**SUPPLIED MATERIAL:**
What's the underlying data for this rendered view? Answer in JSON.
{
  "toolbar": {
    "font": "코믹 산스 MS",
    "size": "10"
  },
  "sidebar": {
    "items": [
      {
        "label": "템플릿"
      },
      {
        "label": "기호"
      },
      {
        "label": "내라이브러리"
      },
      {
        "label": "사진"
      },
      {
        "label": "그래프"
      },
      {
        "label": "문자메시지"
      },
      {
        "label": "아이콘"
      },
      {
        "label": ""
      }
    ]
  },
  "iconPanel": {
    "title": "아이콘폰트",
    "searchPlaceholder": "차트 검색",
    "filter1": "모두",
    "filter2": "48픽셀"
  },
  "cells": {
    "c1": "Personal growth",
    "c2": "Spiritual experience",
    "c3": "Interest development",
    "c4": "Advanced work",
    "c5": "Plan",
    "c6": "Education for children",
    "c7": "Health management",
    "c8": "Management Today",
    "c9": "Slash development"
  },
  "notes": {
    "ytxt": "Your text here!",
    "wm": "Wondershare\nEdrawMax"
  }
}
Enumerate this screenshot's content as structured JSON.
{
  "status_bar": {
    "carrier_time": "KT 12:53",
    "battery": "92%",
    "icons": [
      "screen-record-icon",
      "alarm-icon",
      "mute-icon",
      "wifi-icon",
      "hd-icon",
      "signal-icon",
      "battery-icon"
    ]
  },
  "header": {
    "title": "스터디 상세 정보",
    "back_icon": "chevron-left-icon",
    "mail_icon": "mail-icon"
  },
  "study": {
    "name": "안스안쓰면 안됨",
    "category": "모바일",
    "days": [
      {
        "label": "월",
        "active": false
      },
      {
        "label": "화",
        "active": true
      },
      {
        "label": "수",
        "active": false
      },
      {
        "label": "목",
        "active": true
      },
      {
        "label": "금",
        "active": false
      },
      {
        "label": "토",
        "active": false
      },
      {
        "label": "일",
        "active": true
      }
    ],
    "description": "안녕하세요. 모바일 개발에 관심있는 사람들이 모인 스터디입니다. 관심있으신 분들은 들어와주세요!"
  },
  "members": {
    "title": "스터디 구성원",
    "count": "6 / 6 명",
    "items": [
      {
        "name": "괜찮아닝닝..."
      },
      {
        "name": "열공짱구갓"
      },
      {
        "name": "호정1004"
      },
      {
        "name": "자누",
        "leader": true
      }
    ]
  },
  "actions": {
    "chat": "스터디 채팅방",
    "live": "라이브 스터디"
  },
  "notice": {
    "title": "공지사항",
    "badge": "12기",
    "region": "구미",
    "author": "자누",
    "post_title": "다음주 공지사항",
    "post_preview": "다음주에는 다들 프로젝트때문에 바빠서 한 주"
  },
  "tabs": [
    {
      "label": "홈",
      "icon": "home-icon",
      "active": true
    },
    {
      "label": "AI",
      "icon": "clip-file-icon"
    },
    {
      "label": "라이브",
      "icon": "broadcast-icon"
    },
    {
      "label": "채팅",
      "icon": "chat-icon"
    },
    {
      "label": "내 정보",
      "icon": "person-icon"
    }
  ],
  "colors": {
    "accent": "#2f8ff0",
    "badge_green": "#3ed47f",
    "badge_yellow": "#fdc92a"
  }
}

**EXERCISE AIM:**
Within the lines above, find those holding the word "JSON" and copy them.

**EXERCISE OUTPUT:**
What's the underlying data for this rendered view? Answer in JSON.
Enumerate this screenshot's content as structured JSON.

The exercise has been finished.